ReplyQuote
Posted : 16/10/2019 2:34 am
tonguecel
Active Member
Posted by: @elwynn

@tonguecel

I have recently posted before / after pictures on a timeframe of 6 months. Though they don't reveal much change in the facial bone structure, they do among a few other small things, reveal that the skin below my neck is more tout. This is undoubtedly a consequence of better tongue placement. Indeed, when I first started practicing better oral posture, I found it difficult to put even the front of my tongue against the palate. After several months, I was able to raise the mid-section of the tongue, and just recently (maybe two weeks ago), I figured out how to include a portion of the back of my tongue, as well. In fact, up until about two weeks ago, I did not practice any tongue suction hold or lip seal at all!

Technically, I've been mewing for about a year. But that's misleading, because for most of this time, my oral posture has been lacking. The change in skeletal structure thus far might have been tiny to nonexistent, but I try not to let that discourage me, because I know I've been making improvements in my oral posture and soft-tissue. I suspect that once I reach a point such that I am able to maintain good oral posture, skeletal improvements will begin appearing. Indeed, I am just now beginning to feel cracks and tensions in regions of the skull, where I haven't felt them before.

My experience therefore makes me somewhat skeptical of those who claim to have practiced mewing for a considerable amount of time and achieved no results: I do not think that many of them have been practicing good oral posture adequately. After all, a person who has been a mouth-breather and a sleep-drooler since childhood is unlikely to be able to adopt an entirely correct oral posture from day 1. It takes time just to learn how to do it well, and to build up the muscle for it. Besides that, it's easy to fool oneself into thinking that you're doing this correctly, when in fact, your technique could use work (I've been there).
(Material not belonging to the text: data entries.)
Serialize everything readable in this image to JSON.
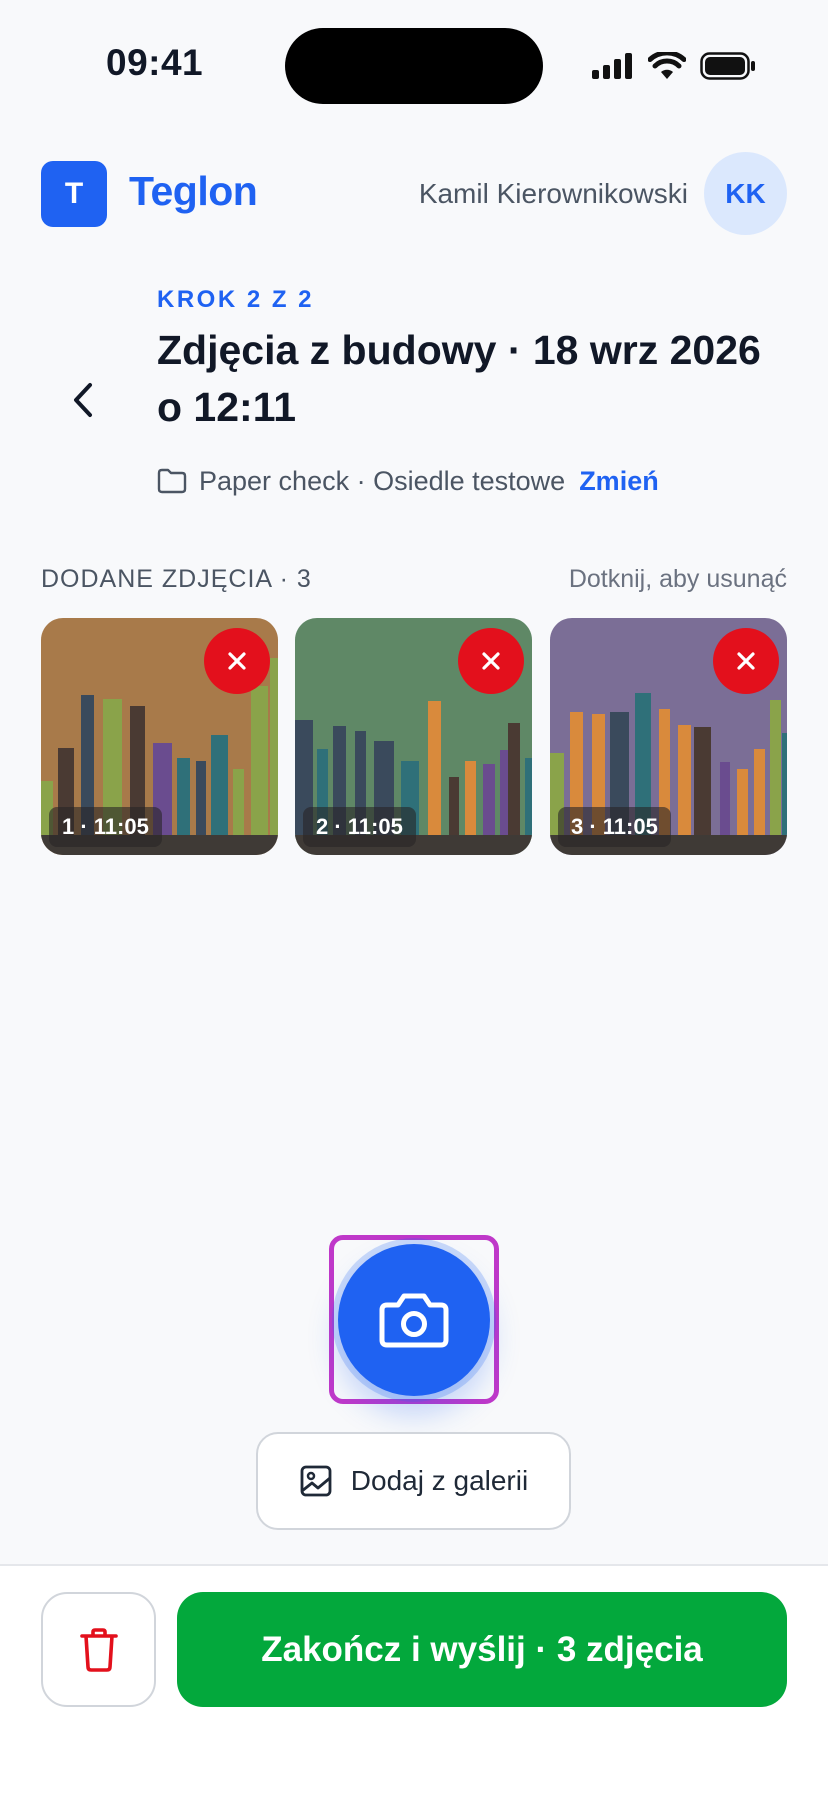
{
  "status_bar": {
    "time": "09:41"
  },
  "header": {
    "logo_letter": "T",
    "app_name": "Teglon",
    "user_name": "Kamil Kierownikowski",
    "avatar_initials": "KK"
  },
  "step": {
    "label": "KROK 2 Z 2",
    "title": "Zdjęcia z budowy · 18 wrz 2026 o 12:11",
    "project": "Paper check · Osiedle testowe",
    "change_link": "Zmień"
  },
  "photos": {
    "title": "DODANE ZDJĘCIA · 3",
    "hint": "Dotknij, aby usunąć",
    "items": [
      {
        "label": "1 · 11:05",
        "bg": "#a87a4a"
      },
      {
        "label": "2 · 11:05",
        "bg": "#5f8866"
      },
      {
        "label": "3 · 11:05",
        "bg": "#7b6e96"
      }
    ]
  },
  "actions": {
    "gallery_label": "Dodaj z galerii",
    "submit_label": "Zakończ i wyślij · 3 zdjęcia"
  },
  "colors": {
    "accent": "#1f62f2",
    "success": "#03a83c",
    "danger": "#e3101c"
  }
}
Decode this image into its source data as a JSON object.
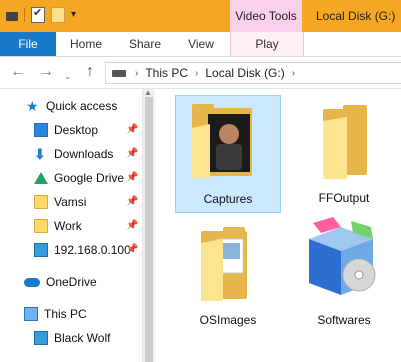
{
  "titlebar": {
    "contextual_label": "Video Tools",
    "window_title": "Local Disk (G:)"
  },
  "ribbon": {
    "tabs": [
      "File",
      "Home",
      "Share",
      "View",
      "Play"
    ]
  },
  "address": {
    "crumbs": [
      "This PC",
      "Local Disk (G:)"
    ]
  },
  "nav": {
    "items": [
      {
        "label": "Quick access",
        "icon": "star-icon"
      },
      {
        "label": "Desktop",
        "icon": "desktop-icon"
      },
      {
        "label": "Downloads",
        "icon": "download-arrow-icon"
      },
      {
        "label": "Google Drive",
        "icon": "google-drive-icon"
      },
      {
        "label": "Vamsi",
        "icon": "folder-icon"
      },
      {
        "label": "Work",
        "icon": "folder-icon"
      },
      {
        "label": "192.168.0.100",
        "icon": "network-drive-icon"
      },
      {
        "label": "OneDrive",
        "icon": "onedrive-cloud-icon"
      },
      {
        "label": "This PC",
        "icon": "computer-icon"
      },
      {
        "label": "Black Wolf",
        "icon": "network-drive-icon"
      }
    ]
  },
  "files": [
    {
      "name": "Captures",
      "selected": true
    },
    {
      "name": "FFOutput",
      "selected": false
    },
    {
      "name": "OSImages",
      "selected": false
    },
    {
      "name": "Softwares",
      "selected": false
    }
  ],
  "colors": {
    "titlebar": "#f5a623",
    "contextual": "#f9d1ea",
    "file_tab": "#1979ca",
    "selection": "#cce8ff"
  }
}
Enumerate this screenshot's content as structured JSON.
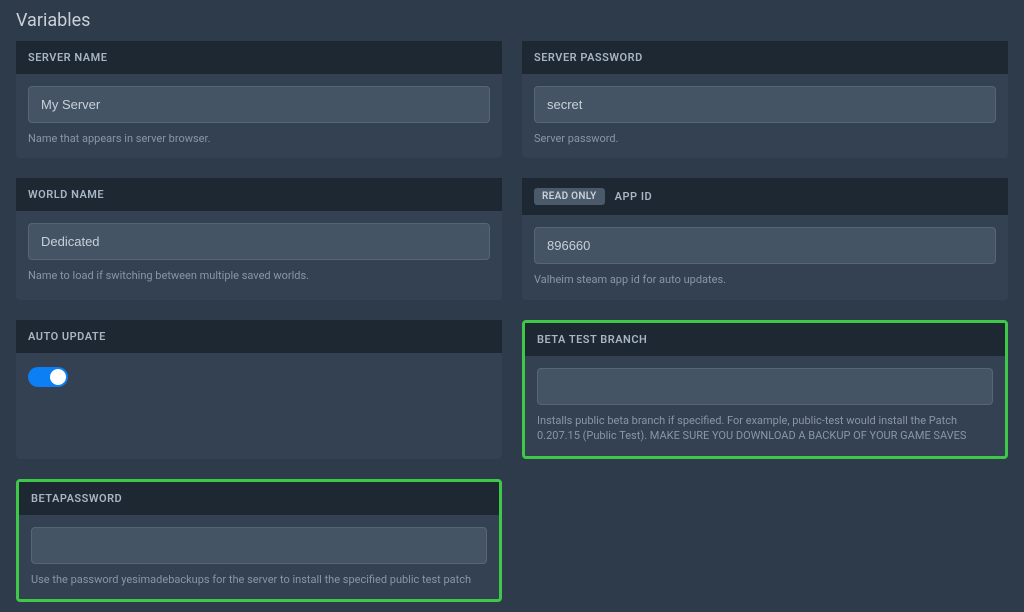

If your tongue does not touch your teeth, either your palate is wide enough, or you are not spreading your tongue correctly. Try sticking your tongue against your palate, between your teeth, and "inflate" it so that it covers as much surface area as possible. When I do this, my tongue is tight against the teeth. As for the posterior third, try raising your hyoid, or inducing a sort of suction in your throat and see if it raises the back of your tongue. I can't get all of my back tongue up either (yet), but like I said, it may just be something that you'll have to learn how to do through time and effort.

no matter how wide i spread my tongue it only touches my gums yet i dont have  a wide palate. i think i just have a short tongue which is why i cant get the back up

ReplyQuote
Posted : 16/10/2019 8:22 am
tonguecel
Active Member

@agendum

almost 22.

ReplyQuote
Posted : 16/10/2019 8:22 am